DATASET RECORDS:
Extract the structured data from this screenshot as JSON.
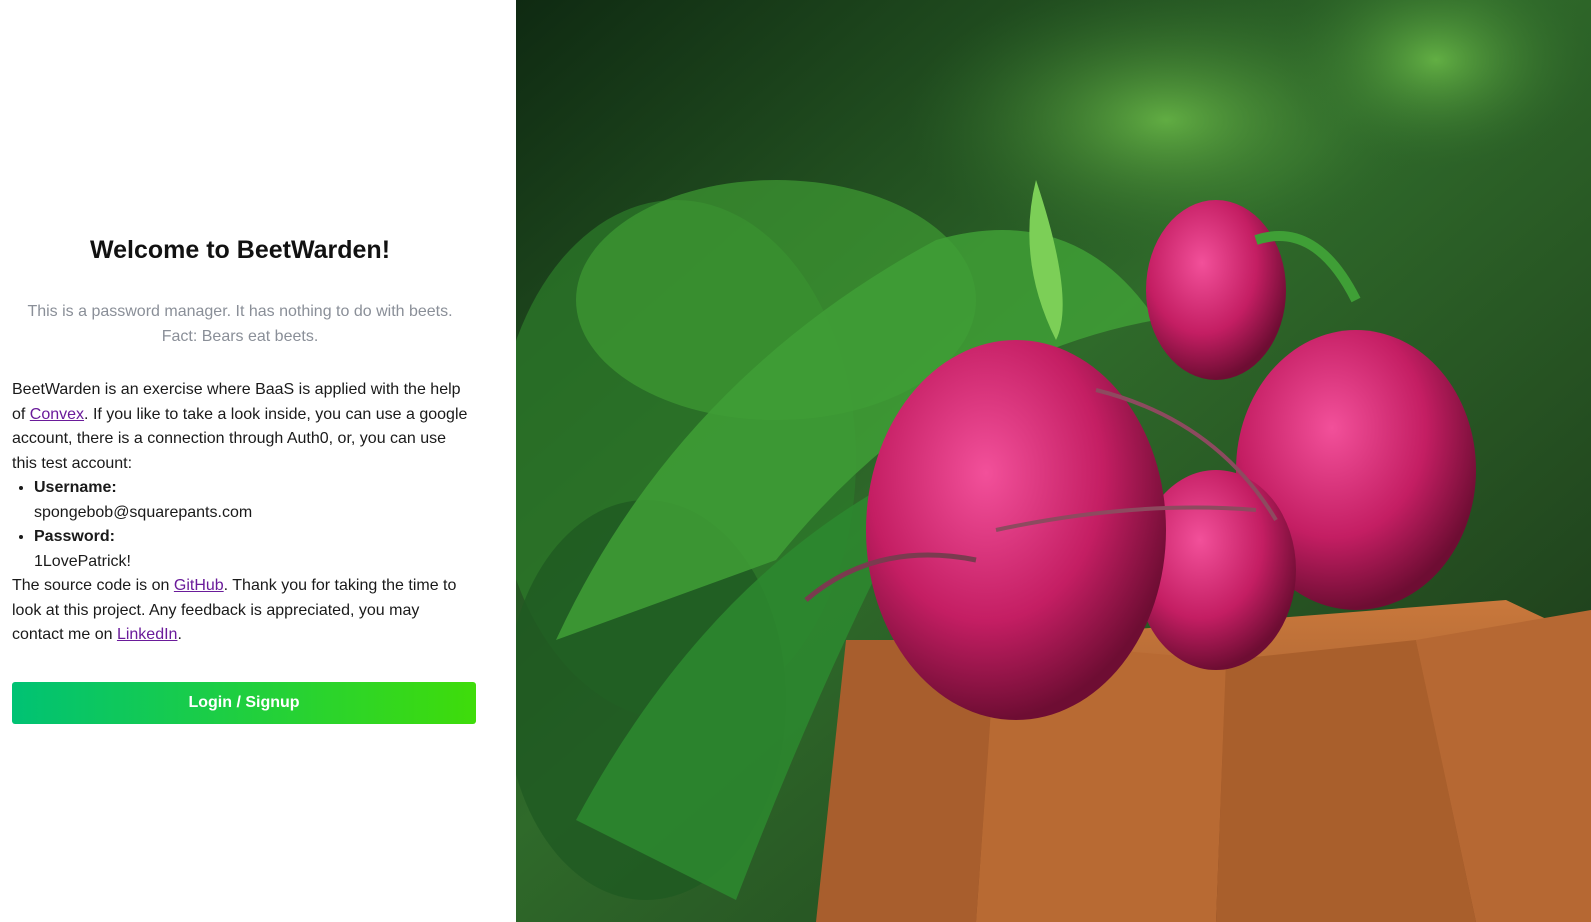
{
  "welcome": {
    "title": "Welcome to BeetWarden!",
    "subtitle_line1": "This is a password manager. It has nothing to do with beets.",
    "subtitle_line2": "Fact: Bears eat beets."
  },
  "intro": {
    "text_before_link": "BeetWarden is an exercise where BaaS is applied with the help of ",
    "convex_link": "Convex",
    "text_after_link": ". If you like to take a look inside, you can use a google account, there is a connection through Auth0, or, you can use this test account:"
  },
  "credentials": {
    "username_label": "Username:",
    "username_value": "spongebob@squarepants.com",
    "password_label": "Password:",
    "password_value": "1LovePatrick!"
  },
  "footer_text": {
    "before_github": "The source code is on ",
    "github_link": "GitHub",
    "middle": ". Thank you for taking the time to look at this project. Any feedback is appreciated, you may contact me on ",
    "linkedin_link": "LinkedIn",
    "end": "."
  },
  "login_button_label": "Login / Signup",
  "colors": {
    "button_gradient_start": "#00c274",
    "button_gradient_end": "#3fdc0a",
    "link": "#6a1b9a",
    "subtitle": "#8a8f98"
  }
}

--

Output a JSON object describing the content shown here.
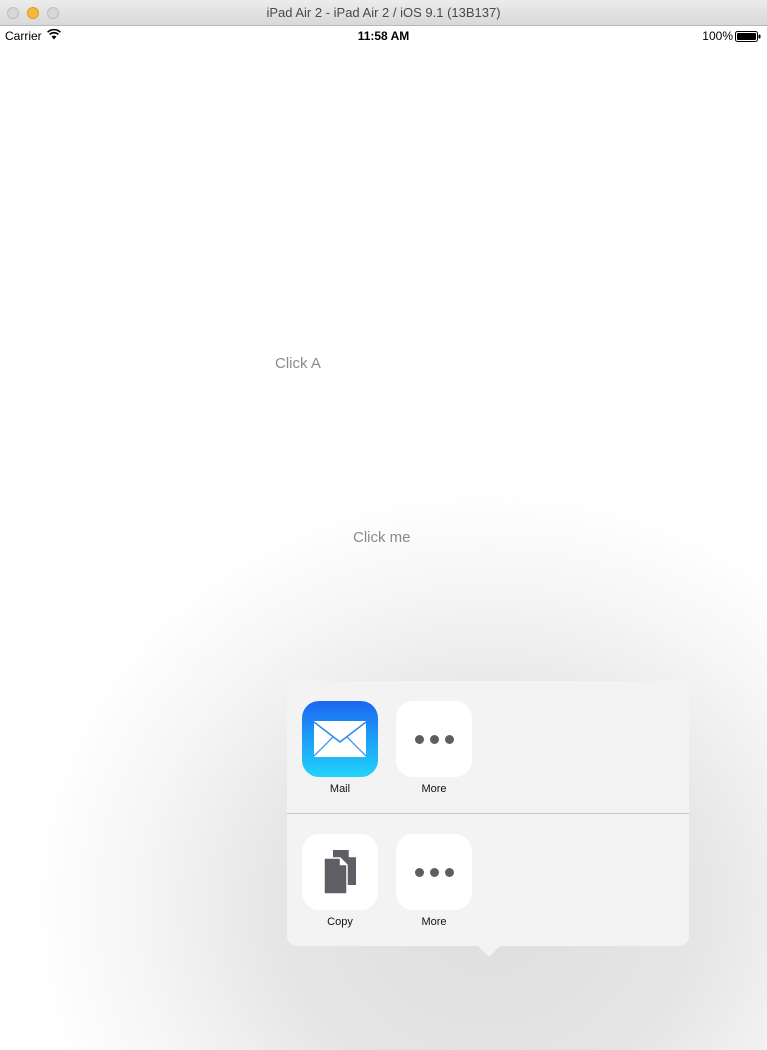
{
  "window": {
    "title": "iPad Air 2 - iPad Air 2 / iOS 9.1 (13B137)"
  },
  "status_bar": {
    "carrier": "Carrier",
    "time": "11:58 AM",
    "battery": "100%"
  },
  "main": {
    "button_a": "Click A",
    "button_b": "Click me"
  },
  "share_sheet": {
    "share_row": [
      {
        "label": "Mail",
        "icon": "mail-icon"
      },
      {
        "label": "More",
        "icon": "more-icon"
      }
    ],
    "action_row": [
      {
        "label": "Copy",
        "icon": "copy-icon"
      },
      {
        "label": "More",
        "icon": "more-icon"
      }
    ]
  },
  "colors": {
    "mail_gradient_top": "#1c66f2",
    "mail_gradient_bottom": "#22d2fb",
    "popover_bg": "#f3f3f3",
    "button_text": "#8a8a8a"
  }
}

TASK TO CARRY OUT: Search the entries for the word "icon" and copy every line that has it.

TASK RESULT:
        "icon": "mail-icon"
        "icon": "more-icon"
        "icon": "copy-icon"
        "icon": "more-icon"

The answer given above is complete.